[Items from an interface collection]

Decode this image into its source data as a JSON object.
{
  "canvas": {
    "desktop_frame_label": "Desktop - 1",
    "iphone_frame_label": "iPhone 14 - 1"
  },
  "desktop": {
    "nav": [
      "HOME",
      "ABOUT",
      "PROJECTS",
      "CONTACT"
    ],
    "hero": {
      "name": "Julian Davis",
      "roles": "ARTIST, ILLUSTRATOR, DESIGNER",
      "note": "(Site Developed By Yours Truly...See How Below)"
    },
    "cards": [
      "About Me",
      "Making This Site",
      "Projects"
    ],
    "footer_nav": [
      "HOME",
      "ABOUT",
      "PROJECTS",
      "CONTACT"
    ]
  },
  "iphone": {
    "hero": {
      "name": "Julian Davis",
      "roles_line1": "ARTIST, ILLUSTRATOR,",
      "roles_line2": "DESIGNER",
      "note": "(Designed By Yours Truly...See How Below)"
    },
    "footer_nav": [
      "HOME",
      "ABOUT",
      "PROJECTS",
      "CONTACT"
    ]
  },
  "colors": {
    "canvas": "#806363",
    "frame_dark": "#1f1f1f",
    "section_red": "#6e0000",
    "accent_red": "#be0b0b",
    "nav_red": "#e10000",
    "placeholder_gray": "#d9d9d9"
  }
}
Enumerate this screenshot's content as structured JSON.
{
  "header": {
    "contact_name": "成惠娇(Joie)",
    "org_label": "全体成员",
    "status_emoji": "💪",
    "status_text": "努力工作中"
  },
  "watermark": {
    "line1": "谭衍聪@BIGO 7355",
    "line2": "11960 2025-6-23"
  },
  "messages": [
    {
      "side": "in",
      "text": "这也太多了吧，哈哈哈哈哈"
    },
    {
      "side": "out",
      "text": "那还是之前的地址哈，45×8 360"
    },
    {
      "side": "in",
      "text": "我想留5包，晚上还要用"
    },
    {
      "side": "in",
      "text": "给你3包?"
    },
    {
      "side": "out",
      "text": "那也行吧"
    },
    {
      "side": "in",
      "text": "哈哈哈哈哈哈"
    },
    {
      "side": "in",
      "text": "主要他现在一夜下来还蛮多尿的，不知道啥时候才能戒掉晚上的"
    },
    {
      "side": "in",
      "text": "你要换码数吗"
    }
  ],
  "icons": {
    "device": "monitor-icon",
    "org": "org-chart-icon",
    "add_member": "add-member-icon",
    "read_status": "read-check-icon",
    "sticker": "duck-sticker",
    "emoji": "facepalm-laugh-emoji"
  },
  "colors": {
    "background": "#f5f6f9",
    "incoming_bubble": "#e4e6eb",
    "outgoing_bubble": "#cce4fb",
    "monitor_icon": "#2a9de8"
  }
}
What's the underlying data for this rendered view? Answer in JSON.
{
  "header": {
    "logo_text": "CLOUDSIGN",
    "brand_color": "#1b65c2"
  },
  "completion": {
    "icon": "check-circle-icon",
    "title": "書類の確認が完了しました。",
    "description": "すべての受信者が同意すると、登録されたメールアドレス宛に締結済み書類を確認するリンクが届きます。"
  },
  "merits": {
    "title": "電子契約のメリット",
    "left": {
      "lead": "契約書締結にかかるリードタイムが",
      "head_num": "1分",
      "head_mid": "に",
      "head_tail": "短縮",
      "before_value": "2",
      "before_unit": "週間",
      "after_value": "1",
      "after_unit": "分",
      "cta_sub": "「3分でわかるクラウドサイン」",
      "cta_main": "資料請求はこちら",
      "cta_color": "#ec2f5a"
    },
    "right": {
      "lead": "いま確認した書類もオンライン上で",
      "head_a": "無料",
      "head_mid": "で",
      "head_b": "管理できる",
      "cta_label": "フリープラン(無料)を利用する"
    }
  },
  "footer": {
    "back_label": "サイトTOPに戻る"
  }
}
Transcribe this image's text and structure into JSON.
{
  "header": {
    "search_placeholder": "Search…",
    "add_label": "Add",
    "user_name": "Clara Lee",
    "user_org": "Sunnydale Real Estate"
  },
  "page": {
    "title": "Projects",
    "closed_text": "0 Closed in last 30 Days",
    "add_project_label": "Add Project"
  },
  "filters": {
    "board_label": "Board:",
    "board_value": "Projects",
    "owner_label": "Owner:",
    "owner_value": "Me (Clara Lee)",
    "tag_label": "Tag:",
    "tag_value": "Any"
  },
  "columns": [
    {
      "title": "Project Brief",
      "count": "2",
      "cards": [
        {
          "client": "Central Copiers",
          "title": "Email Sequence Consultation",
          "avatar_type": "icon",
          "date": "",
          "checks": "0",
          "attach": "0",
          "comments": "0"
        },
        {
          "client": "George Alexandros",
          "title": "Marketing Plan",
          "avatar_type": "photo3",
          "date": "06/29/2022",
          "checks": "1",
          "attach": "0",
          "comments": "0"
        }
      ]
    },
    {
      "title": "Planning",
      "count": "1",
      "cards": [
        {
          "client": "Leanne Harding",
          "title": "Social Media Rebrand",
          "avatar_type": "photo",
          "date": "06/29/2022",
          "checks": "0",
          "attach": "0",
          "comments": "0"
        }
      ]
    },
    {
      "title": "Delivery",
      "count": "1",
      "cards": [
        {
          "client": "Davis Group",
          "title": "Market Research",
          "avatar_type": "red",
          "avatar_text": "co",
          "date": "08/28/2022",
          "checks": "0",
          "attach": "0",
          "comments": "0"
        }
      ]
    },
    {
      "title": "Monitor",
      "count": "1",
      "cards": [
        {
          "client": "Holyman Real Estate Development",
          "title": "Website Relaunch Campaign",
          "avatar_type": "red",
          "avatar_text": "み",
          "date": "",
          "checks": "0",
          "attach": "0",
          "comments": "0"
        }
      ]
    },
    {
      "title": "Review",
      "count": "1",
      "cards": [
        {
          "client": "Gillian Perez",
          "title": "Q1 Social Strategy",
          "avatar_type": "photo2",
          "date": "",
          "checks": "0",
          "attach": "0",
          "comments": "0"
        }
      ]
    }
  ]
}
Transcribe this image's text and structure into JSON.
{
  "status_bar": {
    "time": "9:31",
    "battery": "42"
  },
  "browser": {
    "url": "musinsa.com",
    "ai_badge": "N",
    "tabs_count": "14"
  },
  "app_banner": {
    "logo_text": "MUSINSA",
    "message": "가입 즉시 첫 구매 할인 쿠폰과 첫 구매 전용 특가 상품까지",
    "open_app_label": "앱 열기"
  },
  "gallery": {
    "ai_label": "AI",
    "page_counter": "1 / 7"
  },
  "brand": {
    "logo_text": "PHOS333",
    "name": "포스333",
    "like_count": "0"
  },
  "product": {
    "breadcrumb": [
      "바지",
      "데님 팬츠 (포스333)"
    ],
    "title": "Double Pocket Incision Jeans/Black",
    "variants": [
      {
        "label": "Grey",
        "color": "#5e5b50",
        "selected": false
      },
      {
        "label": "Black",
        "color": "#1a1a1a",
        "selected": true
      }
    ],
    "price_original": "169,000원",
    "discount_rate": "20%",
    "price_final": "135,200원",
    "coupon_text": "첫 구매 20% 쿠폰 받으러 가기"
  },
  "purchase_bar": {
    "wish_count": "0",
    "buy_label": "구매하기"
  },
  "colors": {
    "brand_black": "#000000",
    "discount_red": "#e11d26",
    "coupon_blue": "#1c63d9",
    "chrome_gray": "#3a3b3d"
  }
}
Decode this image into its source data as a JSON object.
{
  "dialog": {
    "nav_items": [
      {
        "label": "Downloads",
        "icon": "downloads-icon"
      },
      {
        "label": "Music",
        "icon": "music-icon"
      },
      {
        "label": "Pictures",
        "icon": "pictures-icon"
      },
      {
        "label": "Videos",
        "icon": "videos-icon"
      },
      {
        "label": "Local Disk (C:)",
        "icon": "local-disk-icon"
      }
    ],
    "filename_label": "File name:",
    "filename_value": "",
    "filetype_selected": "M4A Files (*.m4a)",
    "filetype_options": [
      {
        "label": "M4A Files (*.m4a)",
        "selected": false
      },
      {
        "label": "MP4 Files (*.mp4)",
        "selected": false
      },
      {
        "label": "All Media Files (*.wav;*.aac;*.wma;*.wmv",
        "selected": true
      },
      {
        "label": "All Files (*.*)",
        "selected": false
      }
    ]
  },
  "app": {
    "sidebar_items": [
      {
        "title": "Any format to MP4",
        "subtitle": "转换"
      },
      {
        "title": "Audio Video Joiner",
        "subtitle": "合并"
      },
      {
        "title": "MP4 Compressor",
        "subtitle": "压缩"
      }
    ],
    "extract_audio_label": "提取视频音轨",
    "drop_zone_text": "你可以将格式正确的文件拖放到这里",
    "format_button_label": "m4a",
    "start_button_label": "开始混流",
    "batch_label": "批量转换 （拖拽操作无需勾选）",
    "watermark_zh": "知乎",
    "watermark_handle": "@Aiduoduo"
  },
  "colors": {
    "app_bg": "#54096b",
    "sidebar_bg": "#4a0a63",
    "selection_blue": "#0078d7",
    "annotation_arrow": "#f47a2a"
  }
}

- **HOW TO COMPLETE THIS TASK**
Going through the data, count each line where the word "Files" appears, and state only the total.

- **EXERCISE SOLUTION**
5